Although the introduction of the fees will definitely go ahead on 29 July, it remains to be seen how long they will be around, as both UNISON and the Scottish law firm Fox and Partners, recently lodged similar applications in the English and Scottish High Courts respectively for judicial review into the introduction of these fees. Their arguments include that the introduction of fees will:
- be contrary to EU law as it would made it “virtually impossible” for workers to exercise their rights under employment law;
- disproportionately affect women and others with ‘protected characteristics’ under equality legislation as they are often amongst the low paid;

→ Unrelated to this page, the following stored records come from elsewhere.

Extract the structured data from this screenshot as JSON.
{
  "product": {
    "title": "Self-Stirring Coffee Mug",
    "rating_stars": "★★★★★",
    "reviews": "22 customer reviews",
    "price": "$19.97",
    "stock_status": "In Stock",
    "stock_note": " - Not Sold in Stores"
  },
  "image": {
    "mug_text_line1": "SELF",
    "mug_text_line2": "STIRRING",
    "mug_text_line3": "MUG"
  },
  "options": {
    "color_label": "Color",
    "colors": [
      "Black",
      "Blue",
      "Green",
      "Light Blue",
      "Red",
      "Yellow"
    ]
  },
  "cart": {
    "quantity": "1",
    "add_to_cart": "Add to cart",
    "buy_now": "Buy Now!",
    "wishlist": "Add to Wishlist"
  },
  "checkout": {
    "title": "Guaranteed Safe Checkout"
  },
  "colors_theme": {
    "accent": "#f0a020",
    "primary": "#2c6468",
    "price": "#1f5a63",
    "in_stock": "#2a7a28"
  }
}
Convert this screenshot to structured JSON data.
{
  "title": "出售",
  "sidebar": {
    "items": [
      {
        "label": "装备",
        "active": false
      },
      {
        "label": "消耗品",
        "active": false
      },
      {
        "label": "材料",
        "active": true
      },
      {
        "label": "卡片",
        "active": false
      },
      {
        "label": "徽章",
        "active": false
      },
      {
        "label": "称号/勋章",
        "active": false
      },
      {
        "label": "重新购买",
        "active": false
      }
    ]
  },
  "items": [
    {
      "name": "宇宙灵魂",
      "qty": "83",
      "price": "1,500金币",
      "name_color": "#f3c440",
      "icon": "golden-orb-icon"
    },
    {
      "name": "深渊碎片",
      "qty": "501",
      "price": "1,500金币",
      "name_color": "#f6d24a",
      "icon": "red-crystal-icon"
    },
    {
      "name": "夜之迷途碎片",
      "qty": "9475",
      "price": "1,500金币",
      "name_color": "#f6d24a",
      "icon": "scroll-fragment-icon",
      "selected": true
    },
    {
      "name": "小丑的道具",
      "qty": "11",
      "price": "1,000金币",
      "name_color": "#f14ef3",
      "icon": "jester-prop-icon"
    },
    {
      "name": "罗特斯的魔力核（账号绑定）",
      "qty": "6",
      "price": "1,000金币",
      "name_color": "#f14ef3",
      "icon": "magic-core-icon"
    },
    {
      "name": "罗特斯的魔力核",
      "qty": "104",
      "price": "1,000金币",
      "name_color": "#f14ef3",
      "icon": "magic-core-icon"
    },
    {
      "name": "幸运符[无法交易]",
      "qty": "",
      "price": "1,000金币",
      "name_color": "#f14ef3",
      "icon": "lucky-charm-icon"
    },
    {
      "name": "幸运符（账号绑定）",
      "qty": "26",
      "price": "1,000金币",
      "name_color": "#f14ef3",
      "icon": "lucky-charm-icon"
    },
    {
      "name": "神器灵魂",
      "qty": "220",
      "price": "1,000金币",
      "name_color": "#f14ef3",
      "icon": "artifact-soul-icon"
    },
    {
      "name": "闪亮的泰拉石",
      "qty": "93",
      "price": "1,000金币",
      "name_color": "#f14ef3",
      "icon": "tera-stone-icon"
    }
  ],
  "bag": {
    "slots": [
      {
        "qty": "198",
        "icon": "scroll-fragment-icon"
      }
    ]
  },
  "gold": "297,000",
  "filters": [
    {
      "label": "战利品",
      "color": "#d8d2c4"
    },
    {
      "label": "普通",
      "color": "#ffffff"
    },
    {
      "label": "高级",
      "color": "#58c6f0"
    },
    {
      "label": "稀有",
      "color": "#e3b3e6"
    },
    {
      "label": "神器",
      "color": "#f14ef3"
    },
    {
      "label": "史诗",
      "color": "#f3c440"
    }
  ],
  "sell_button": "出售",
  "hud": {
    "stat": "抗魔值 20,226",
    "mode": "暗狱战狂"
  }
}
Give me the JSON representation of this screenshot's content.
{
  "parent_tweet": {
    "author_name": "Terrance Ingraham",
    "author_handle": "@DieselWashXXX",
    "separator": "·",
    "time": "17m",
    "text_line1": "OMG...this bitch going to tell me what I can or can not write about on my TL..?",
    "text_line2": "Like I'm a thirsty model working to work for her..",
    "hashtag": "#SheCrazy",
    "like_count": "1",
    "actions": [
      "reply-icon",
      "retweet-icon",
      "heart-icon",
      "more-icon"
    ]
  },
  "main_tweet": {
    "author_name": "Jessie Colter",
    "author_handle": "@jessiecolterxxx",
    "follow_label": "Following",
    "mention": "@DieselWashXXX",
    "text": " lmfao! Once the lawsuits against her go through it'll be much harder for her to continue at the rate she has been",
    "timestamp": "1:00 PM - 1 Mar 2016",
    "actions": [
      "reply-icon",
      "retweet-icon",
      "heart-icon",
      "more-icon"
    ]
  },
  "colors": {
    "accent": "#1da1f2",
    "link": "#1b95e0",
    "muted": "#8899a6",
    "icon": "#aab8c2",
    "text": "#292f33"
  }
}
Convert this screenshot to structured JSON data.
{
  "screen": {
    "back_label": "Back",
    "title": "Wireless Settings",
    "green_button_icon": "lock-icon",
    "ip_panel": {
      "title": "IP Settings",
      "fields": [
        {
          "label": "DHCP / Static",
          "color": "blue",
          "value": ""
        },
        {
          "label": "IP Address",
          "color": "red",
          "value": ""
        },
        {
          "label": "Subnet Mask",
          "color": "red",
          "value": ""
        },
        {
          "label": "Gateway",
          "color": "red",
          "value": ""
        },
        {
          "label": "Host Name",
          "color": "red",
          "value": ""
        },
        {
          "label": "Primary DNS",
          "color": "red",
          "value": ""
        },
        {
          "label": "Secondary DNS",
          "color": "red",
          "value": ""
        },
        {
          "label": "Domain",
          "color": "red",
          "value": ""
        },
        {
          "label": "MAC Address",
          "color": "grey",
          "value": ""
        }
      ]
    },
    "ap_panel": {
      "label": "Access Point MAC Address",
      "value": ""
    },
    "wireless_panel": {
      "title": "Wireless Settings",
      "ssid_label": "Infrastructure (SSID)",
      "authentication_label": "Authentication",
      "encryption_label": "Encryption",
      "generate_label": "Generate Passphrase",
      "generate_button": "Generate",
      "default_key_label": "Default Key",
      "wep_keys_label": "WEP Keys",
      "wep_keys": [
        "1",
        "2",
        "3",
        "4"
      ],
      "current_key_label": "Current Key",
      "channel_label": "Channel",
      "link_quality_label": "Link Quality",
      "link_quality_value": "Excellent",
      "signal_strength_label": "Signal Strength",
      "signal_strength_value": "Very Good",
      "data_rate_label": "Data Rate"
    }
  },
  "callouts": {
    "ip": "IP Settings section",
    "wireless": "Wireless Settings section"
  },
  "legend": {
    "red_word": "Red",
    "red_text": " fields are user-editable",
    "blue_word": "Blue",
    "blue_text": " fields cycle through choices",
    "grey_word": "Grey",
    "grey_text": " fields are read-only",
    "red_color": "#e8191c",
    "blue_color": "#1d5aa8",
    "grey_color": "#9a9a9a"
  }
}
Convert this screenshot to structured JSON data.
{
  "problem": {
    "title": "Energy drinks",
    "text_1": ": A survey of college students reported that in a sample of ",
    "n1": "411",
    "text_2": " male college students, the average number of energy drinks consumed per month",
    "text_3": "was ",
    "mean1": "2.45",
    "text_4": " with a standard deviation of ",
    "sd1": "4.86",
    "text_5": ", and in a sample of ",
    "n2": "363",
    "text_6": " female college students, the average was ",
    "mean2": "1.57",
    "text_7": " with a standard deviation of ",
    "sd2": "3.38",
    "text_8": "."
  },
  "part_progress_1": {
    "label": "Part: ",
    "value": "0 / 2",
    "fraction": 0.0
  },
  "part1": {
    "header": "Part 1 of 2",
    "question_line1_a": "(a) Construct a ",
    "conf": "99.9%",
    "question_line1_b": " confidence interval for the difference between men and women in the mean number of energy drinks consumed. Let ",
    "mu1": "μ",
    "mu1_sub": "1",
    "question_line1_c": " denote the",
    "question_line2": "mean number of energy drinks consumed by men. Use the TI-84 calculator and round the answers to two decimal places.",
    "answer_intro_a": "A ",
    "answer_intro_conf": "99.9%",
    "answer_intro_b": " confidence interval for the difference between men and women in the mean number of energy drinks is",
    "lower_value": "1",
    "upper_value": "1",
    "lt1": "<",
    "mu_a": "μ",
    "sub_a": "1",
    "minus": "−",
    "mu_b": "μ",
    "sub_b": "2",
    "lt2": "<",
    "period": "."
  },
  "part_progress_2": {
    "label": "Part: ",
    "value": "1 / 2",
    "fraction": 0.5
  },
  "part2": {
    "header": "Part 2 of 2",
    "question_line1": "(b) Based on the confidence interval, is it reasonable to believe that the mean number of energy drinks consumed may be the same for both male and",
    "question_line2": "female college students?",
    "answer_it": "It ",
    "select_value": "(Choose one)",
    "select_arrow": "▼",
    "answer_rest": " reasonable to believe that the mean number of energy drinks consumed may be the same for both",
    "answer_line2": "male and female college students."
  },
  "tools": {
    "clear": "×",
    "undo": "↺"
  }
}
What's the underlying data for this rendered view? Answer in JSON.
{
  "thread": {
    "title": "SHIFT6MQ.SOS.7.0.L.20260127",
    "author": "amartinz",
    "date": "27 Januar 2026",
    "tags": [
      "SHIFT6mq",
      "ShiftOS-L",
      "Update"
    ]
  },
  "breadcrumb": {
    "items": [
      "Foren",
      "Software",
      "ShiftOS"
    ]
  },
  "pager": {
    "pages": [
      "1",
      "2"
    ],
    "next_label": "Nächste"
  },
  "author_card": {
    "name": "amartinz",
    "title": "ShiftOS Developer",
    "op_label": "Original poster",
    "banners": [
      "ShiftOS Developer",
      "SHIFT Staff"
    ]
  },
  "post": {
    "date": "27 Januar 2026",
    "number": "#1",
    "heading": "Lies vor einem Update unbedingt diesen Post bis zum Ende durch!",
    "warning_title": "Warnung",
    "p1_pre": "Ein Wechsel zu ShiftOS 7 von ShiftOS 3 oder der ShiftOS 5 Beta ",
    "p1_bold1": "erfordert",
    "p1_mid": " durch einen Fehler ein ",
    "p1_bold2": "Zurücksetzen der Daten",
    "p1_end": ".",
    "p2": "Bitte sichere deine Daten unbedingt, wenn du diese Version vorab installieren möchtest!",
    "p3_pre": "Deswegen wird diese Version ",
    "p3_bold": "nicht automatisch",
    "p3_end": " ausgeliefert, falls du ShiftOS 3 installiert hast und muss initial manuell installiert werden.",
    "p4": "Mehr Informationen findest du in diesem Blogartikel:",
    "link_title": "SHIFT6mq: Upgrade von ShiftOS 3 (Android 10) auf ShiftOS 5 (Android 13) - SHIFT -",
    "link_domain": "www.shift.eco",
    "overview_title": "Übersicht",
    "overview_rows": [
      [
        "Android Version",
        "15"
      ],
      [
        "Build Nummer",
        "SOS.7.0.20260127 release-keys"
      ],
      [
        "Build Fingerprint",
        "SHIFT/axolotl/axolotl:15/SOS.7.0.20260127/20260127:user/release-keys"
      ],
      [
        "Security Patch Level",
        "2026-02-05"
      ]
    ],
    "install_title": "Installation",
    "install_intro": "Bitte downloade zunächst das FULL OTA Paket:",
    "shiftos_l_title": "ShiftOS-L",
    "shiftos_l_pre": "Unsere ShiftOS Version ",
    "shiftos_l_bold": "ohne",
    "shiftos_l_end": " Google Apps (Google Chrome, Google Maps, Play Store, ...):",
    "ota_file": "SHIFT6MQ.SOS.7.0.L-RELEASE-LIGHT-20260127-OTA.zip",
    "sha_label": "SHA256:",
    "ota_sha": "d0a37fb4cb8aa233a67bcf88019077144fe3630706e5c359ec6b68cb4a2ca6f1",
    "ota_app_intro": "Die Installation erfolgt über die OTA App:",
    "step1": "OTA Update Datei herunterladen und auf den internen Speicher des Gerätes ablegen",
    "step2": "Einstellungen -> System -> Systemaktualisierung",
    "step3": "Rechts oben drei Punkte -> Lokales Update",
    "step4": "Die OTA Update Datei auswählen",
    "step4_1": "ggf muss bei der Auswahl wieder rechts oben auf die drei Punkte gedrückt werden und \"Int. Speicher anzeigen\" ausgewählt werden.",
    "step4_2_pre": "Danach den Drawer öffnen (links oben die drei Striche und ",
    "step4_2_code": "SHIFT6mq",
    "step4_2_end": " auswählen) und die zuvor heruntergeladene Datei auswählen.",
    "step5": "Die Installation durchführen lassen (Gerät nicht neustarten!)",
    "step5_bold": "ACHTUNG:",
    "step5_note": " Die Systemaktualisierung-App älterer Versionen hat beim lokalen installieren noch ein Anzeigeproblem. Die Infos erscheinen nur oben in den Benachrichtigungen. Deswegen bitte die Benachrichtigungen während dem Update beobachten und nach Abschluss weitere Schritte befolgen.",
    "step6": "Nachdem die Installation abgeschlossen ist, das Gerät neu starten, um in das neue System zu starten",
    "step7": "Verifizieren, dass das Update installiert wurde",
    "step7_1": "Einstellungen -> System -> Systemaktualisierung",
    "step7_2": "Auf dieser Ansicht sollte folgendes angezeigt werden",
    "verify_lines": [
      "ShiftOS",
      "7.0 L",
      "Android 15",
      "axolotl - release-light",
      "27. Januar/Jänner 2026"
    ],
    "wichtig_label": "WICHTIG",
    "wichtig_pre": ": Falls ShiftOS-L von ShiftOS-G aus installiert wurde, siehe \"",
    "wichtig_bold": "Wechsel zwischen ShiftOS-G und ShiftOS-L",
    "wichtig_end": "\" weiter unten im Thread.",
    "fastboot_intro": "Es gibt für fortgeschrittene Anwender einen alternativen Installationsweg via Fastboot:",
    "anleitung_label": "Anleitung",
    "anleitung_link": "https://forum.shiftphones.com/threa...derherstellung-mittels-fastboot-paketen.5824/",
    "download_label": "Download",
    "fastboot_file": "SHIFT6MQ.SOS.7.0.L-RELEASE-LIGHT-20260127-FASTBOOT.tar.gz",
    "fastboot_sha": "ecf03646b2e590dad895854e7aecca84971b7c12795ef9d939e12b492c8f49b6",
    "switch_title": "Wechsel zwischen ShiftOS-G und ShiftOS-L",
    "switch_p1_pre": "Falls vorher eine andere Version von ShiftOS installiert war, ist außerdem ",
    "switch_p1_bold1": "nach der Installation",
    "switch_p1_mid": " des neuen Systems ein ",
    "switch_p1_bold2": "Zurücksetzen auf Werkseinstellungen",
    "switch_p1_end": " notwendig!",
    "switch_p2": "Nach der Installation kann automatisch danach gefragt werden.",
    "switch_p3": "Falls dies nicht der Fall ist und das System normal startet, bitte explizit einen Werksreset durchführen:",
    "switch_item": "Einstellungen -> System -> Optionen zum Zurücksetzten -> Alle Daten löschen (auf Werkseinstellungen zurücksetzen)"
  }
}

- place a financial burden upon workers who are unfairly dismissed or made redundant;
- impose a monetary penalty on employees bringing whistleblowing claims; and
- deter employees with small claims for unlawful deduction of wages, unpaid holidays or failure to pay the national minimum wage from pursing their statutory rights since the fees will be disproportionate to the potential award.
The Scottish judicial review case is expected to have a full hearing on the legality of fees later this year. The Lord Chancellor has conceded that a ruling in Scotland will bind the whole of the UK, not just Scotland. Further, that any fees paid after their introduction will be repaid with interest if fees are found to be unlawful.
Comment: We consider it fairly unlikely that either court is going to be quick to want to unpick the new fees regime, but it remains a possibility. We will let you know the result in a future Newsletter or Newsflash.